It attributed weaker economic conditions in the New York region to the impact of Hurricane Sandy.
Economists have predicted a slowdown in the Massachusetts economy. The state’s economy was not as deeply affected as other parts of the nation during the 2008 recession, largely due to the strength of the region’s high-tech, education, and medical industries. More recently, the region has been hurt by the economic crisis in Europe, its largest export market.
In New England, employers said demand for technology services and equipment was weaker than expected, and they were less upbeat than a year ago. Many expressed heightened anxiety about how Congress will resolve year-end tax and spending issues and the so-called fiscal cliff. Such uncertainty has “rendered many potential clients unwilling to commit to projects,” the report said.
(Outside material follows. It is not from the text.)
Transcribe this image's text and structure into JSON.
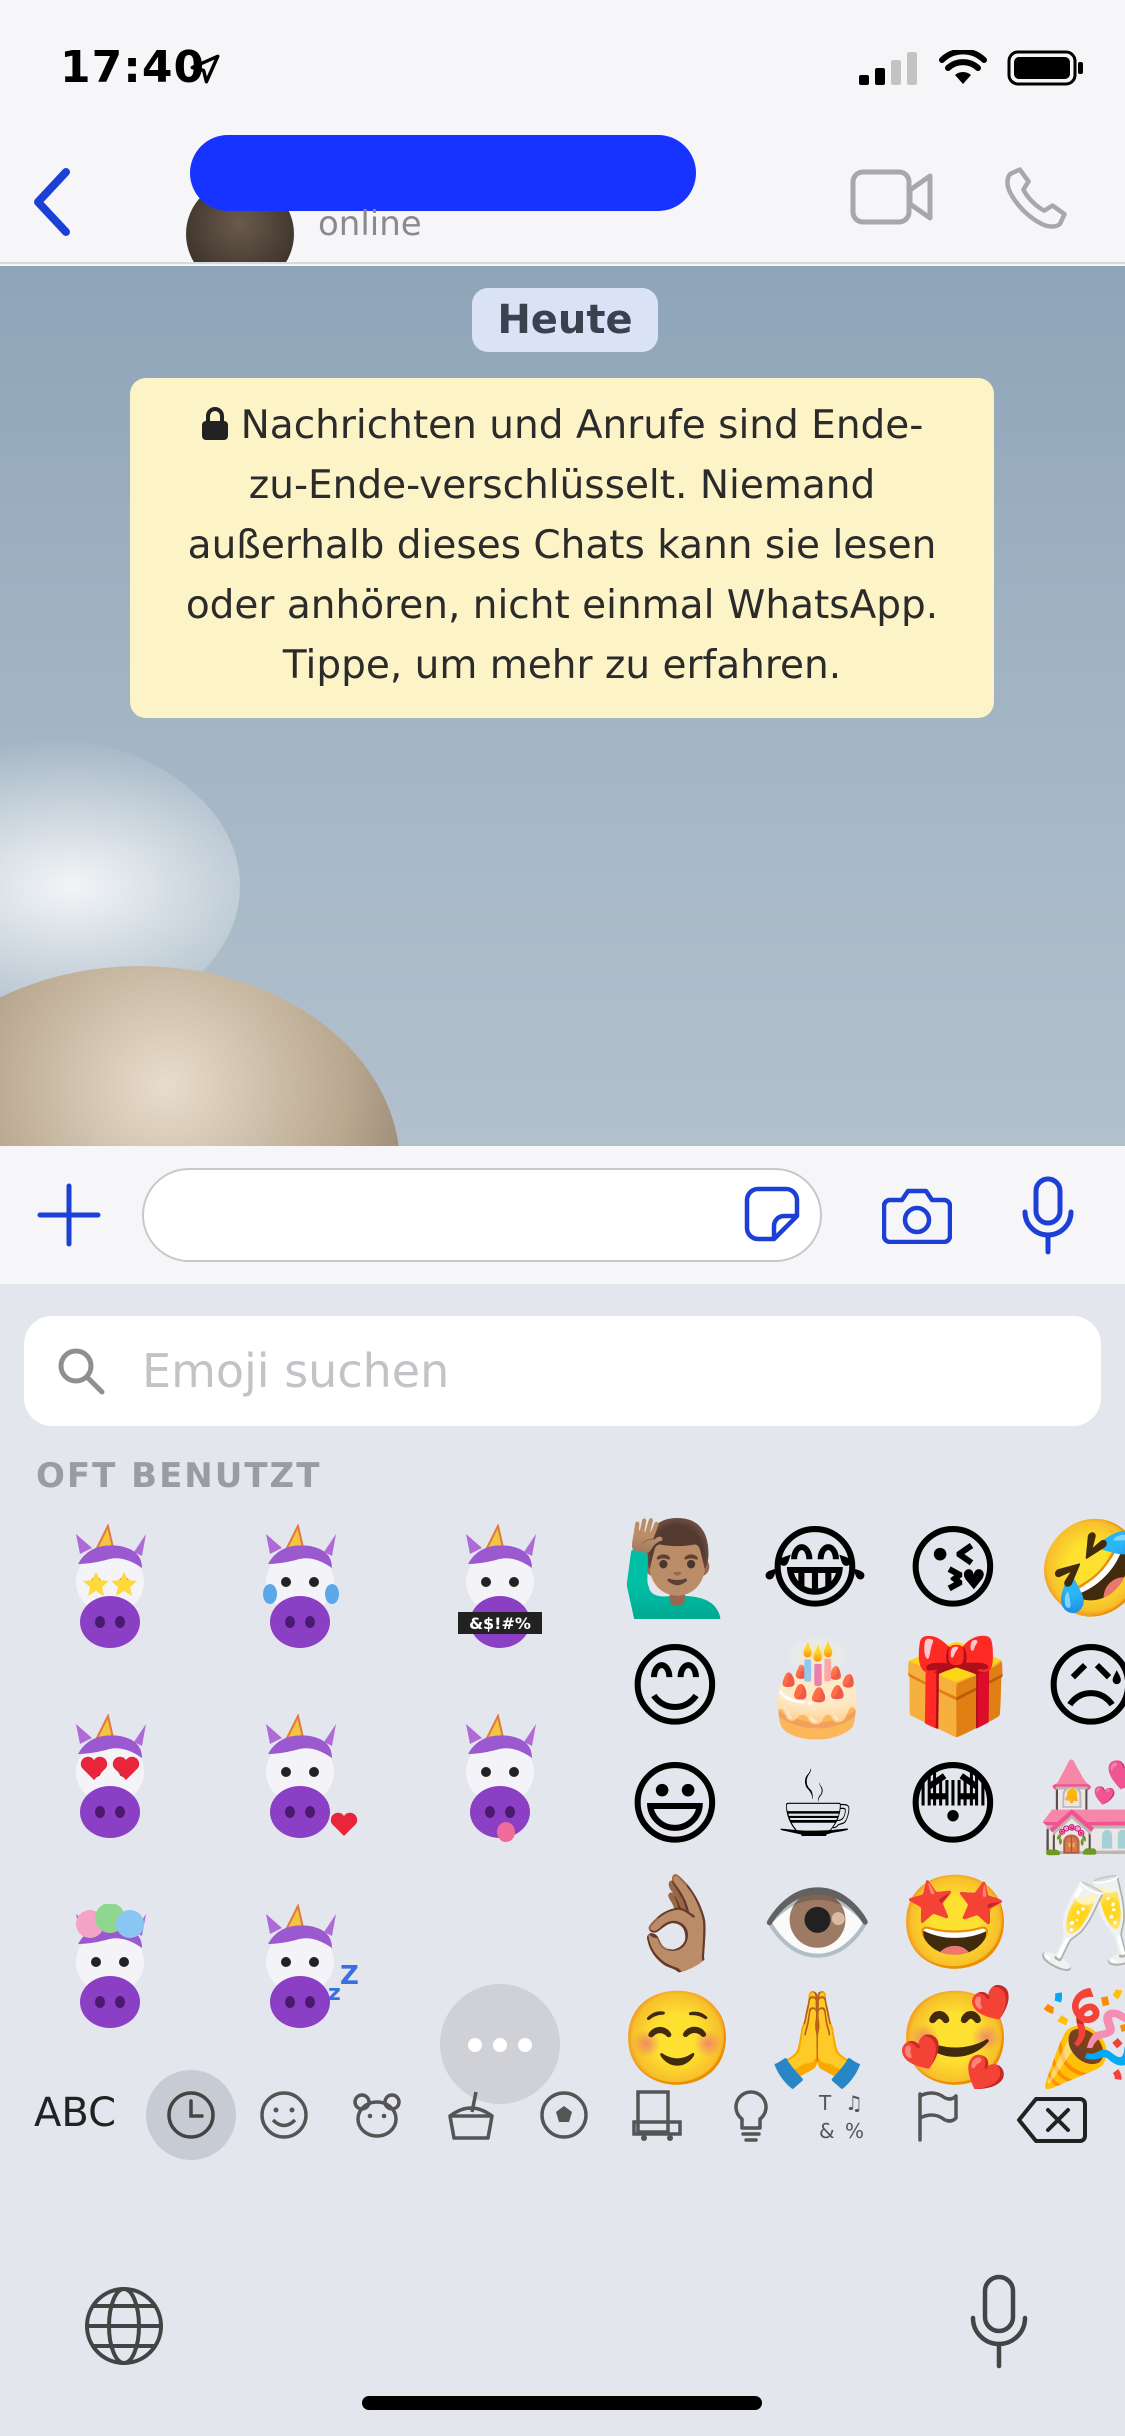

The survey also found that sales of condominium and single-family homes across New England had slowed in September. Real estate agents attributed the downturn to a dwindling number of properties in the market and “damped confidence” in the local economy.
In the retail sector, sales of adult apparel and home furnishings continued to be strong across New England. And some retailers said they had increased hiring in anticipation of the holiday season.
Manufacturers offered a weaker picture of growth, generally reporting that they are growing due to unusual factors. For example, a manufacturer of medical equipment said spending increases by the US Department of Veterans Affairs had led to a surge in demand for its products.
Many also said their capital plans for 2013 involved spending on projects outside the United States.
Megan Woolhouse can be reached at firstname.lastname@example.org.